__TASK TO CARRY OUT__:
The answer must consist of each line below that holds the word "icon", copied as it stands.

(Source data)
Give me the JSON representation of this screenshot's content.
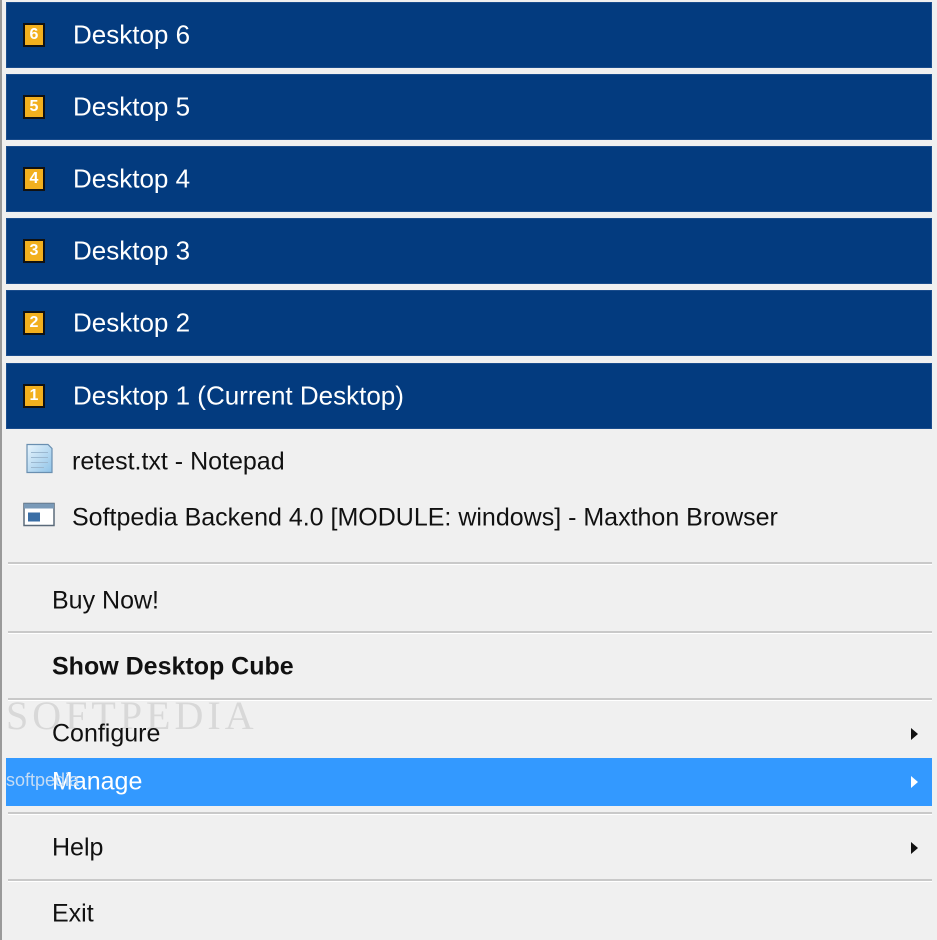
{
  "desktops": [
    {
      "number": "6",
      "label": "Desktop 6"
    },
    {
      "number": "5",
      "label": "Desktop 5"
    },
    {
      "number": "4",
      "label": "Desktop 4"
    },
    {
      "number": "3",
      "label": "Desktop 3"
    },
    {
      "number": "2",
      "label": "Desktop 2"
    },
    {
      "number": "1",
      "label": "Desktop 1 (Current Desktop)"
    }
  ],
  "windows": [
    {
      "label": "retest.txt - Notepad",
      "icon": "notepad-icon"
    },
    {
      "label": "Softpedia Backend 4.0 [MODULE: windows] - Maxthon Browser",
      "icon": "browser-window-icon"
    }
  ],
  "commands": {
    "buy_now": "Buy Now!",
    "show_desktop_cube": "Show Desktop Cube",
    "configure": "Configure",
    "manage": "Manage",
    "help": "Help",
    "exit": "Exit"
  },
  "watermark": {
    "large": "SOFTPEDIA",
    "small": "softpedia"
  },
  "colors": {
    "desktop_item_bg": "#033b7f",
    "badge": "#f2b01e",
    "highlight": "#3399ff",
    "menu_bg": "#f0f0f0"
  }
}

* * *

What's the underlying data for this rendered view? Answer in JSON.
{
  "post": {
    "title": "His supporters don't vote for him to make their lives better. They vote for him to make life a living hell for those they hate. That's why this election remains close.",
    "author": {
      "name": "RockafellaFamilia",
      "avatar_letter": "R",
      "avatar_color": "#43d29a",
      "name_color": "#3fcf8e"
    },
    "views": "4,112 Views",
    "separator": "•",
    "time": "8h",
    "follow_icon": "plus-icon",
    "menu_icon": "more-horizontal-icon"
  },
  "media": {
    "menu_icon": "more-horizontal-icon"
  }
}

__RESULT OF THE TASK__:
      "icon": "notepad-icon"
      "icon": "browser-window-icon"
    "follow_icon": "plus-icon",
    "menu_icon": "more-horizontal-icon"
    "menu_icon": "more-horizontal-icon"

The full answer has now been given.